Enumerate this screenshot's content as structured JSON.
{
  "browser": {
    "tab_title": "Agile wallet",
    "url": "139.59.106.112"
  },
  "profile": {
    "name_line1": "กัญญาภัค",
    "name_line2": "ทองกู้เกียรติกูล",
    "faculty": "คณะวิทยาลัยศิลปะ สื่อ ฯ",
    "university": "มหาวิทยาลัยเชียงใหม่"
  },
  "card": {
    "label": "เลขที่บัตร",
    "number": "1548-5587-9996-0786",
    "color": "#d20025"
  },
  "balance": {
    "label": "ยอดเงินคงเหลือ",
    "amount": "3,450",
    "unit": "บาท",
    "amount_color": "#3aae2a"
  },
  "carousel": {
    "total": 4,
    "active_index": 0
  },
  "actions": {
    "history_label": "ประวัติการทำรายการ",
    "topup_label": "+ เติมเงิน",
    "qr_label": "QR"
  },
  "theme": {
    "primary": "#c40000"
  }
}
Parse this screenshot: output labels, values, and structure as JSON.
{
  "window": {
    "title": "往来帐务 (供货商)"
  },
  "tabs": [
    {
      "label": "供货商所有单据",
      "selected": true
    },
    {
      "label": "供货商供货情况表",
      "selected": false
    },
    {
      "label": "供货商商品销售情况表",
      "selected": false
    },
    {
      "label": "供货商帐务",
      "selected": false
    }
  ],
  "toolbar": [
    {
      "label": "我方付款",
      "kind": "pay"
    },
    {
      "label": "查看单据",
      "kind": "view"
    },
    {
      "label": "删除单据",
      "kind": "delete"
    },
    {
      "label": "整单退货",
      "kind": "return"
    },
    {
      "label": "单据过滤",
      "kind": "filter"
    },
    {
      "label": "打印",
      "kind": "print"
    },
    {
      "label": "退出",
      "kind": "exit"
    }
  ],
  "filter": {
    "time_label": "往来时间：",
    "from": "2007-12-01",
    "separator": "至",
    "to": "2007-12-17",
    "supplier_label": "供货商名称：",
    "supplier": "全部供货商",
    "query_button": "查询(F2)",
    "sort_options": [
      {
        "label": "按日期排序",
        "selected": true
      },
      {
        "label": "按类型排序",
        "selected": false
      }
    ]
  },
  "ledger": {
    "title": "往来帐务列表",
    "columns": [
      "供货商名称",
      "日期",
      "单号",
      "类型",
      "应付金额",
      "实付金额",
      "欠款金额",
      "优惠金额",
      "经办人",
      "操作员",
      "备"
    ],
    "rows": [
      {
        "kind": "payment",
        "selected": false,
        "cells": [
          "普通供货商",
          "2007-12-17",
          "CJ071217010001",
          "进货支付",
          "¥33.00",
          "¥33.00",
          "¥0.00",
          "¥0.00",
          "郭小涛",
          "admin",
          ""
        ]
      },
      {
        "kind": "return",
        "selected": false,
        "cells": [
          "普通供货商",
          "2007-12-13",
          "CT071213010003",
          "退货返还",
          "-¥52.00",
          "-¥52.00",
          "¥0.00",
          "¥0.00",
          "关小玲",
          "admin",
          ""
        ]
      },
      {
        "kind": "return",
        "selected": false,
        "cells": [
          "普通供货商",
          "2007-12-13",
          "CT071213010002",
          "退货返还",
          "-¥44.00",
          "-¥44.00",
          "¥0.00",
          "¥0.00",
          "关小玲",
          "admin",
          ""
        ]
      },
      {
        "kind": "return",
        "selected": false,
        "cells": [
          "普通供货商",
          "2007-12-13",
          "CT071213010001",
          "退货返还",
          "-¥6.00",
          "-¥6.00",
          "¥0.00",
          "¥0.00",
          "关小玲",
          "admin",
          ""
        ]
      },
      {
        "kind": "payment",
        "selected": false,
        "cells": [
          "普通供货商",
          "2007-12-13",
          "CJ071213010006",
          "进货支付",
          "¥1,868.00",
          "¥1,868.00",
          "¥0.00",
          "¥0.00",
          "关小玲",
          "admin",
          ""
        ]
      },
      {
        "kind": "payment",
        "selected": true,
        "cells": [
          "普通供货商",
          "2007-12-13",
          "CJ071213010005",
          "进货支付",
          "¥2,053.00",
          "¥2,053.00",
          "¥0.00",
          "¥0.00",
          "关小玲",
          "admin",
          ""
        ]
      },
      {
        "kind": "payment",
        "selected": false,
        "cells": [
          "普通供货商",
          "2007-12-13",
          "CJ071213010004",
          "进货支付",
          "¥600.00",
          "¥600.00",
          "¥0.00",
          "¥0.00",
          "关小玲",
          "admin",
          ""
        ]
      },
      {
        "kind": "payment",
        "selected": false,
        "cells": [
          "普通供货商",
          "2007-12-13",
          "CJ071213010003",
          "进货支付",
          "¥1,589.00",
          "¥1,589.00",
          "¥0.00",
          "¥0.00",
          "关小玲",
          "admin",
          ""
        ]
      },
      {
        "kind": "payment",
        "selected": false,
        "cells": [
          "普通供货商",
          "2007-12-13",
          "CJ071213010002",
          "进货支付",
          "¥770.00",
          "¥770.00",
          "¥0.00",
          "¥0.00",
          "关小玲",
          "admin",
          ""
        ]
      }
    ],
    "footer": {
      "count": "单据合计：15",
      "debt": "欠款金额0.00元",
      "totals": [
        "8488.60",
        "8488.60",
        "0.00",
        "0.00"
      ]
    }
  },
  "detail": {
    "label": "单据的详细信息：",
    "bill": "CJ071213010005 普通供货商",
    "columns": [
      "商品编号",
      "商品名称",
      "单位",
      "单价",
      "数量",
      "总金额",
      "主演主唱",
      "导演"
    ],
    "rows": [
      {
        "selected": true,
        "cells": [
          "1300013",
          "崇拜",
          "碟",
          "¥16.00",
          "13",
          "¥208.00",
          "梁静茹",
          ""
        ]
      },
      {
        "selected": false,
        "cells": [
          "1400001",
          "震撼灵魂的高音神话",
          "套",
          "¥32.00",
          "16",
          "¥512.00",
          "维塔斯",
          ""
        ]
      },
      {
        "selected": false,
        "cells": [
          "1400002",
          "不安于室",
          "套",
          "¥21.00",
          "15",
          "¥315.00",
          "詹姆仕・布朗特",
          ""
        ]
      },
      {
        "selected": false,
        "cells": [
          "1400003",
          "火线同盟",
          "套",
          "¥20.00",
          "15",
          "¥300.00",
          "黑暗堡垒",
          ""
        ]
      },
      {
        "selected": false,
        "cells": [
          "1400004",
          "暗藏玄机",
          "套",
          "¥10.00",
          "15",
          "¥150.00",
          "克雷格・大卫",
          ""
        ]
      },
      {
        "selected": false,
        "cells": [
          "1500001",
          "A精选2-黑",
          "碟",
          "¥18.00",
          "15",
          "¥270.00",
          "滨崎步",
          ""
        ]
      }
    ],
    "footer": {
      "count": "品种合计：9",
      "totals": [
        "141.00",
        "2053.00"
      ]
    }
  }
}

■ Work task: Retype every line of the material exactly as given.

■ Problem solution:
Enumerate this screenshot's content as structured JSON.
{
  "browser": {
    "tab_title": "Agile wallet",
    "url": "139.59.106.112"
  },
  "profile": {
    "name_line1": "กัญญาภัค",
    "name_line2": "ทองกู้เกียรติกูล",
    "faculty": "คณะวิทยาลัยศิลปะ สื่อ ฯ",
    "university": "มหาวิทยาลัยเชียงใหม่"
  },
  "card": {
    "label": "เลขที่บัตร",
    "number": "1548-5587-9996-0786",
    "color": "#d20025"
  },
  "balance": {
    "label": "ยอดเงินคงเหลือ",
    "amount": "3,450",
    "unit": "บาท",
    "amount_color": "#3aae2a"
  },
  "carousel": {
    "total": 4,
    "active_index": 0
  },
  "actions": {
    "history_label": "ประวัติการทำรายการ",
    "topup_label": "+ เติมเงิน",
    "qr_label": "QR"
  },
  "theme": {
    "primary": "#c40000"
  }
}
Parse this screenshot: output labels, values, and structure as JSON.
{
  "window": {
    "title": "往来帐务 (供货商)"
  },
  "tabs": [
    {
      "label": "供货商所有单据",
      "selected": true
    },
    {
      "label": "供货商供货情况表",
      "selected": false
    },
    {
      "label": "供货商商品销售情况表",
      "selected": false
    },
    {
      "label": "供货商帐务",
      "selected": false
    }
  ],
  "toolbar": [
    {
      "label": "我方付款",
      "kind": "pay"
    },
    {
      "label": "查看单据",
      "kind": "view"
    },
    {
      "label": "删除单据",
      "kind": "delete"
    },
    {
      "label": "整单退货",
      "kind": "return"
    },
    {
      "label": "单据过滤",
      "kind": "filter"
    },
    {
      "label": "打印",
      "kind": "print"
    },
    {
      "label": "退出",
      "kind": "exit"
    }
  ],
  "filter": {
    "time_label": "往来时间：",
    "from": "2007-12-01",
    "separator": "至",
    "to": "2007-12-17",
    "supplier_label": "供货商名称：",
    "supplier": "全部供货商",
    "query_button": "查询(F2)",
    "sort_options": [
      {
        "label": "按日期排序",
        "selected": true
      },
      {
        "label": "按类型排序",
        "selected": false
      }
    ]
  },
  "ledger": {
    "title": "往来帐务列表",
    "columns": [
      "供货商名称",
      "日期",
      "单号",
      "类型",
      "应付金额",
      "实付金额",
      "欠款金额",
      "优惠金额",
      "经办人",
      "操作员",
      "备"
    ],
    "rows": [
      {
        "kind": "payment",
        "selected": false,
        "cells": [
          "普通供货商",
          "2007-12-17",
          "CJ071217010001",
          "进货支付",
          "¥33.00",
          "¥33.00",
          "¥0.00",
          "¥0.00",
          "郭小涛",
          "admin",
          ""
        ]
      },
      {
        "kind": "return",
        "selected": false,
        "cells": [
          "普通供货商",
          "2007-12-13",
          "CT071213010003",
          "退货返还",
          "-¥52.00",
          "-¥52.00",
          "¥0.00",
          "¥0.00",
          "关小玲",
          "admin",
          ""
        ]
      },
      {
        "kind": "return",
        "selected": false,
        "cells": [
          "普通供货商",
          "2007-12-13",
          "CT071213010002",
          "退货返还",
          "-¥44.00",
          "-¥44.00",
          "¥0.00",
          "¥0.00",
          "关小玲",
          "admin",
          ""
        ]
      },
      {
        "kind": "return",
        "selected": false,
        "cells": [
          "普通供货商",
          "2007-12-13",
          "CT071213010001",
          "退货返还",
          "-¥6.00",
          "-¥6.00",
          "¥0.00",
          "¥0.00",
          "关小玲",
          "admin",
          ""
        ]
      },
      {
        "kind": "payment",
        "selected": false,
        "cells": [
          "普通供货商",
          "2007-12-13",
          "CJ071213010006",
          "进货支付",
          "¥1,868.00",
          "¥1,868.00",
          "¥0.00",
          "¥0.00",
          "关小玲",
          "admin",
          ""
        ]
      },
      {
        "kind": "payment",
        "selected": true,
        "cells": [
          "普通供货商",
          "2007-12-13",
          "CJ071213010005",
          "进货支付",
          "¥2,053.00",
          "¥2,053.00",
          "¥0.00",
          "¥0.00",
          "关小玲",
          "admin",
          ""
        ]
      },
      {
        "kind": "payment",
        "selected": false,
        "cells": [
          "普通供货商",
          "2007-12-13",
          "CJ071213010004",
          "进货支付",
          "¥600.00",
          "¥600.00",
          "¥0.00",
          "¥0.00",
          "关小玲",
          "admin",
          ""
        ]
      },
      {
        "kind": "payment",
        "selected": false,
        "cells": [
          "普通供货商",
          "2007-12-13",
          "CJ071213010003",
          "进货支付",
          "¥1,589.00",
          "¥1,589.00",
          "¥0.00",
          "¥0.00",
          "关小玲",
          "admin",
          ""
        ]
      },
      {
        "kind": "payment",
        "selected": false,
        "cells": [
          "普通供货商",
          "2007-12-13",
          "CJ071213010002",
          "进货支付",
          "¥770.00",
          "¥770.00",
          "¥0.00",
          "¥0.00",
          "关小玲",
          "admin",
          ""
        ]
      }
    ],
    "footer": {
      "count": "单据合计：15",
      "debt": "欠款金额0.00元",
      "totals": [
        "8488.60",
        "8488.60",
        "0.00",
        "0.00"
      ]
    }
  },
  "detail": {
    "label": "单据的详细信息：",
    "bill": "CJ071213010005 普通供货商",
    "columns": [
      "商品编号",
      "商品名称",
      "单位",
      "单价",
      "数量",
      "总金额",
      "主演主唱",
      "导演"
    ],
    "rows": [
      {
        "selected": true,
        "cells": [
          "1300013",
          "崇拜",
          "碟",
          "¥16.00",
          "13",
          "¥208.00",
          "梁静茹",
          ""
        ]
      },
      {
        "selected": false,
        "cells": [
          "1400001",
          "震撼灵魂的高音神话",
          "套",
          "¥32.00",
          "16",
          "¥512.00",
          "维塔斯",
          ""
        ]
      },
      {
        "selected": false,
        "cells": [
          "1400002",
          "不安于室",
          "套",
          "¥21.00",
          "15",
          "¥315.00",
          "詹姆仕・布朗特",
          ""
        ]
      },
      {
        "selected": false,
        "cells": [
          "1400003",
          "火线同盟",
          "套",
          "¥20.00",
          "15",
          "¥300.00",
          "黑暗堡垒",
          ""
        ]
      },
      {
        "selected": false,
        "cells": [
          "1400004",
          "暗藏玄机",
          "套",
          "¥10.00",
          "15",
          "¥150.00",
          "克雷格・大卫",
          ""
        ]
      },
      {
        "selected": false,
        "cells": [
          "1500001",
          "A精选2-黑",
          "碟",
          "¥18.00",
          "15",
          "¥270.00",
          "滨崎步",
          ""
        ]
      }
    ],
    "footer": {
      "count": "品种合计：9",
      "totals": [
        "141.00",
        "2053.00"
      ]
    }
  }
}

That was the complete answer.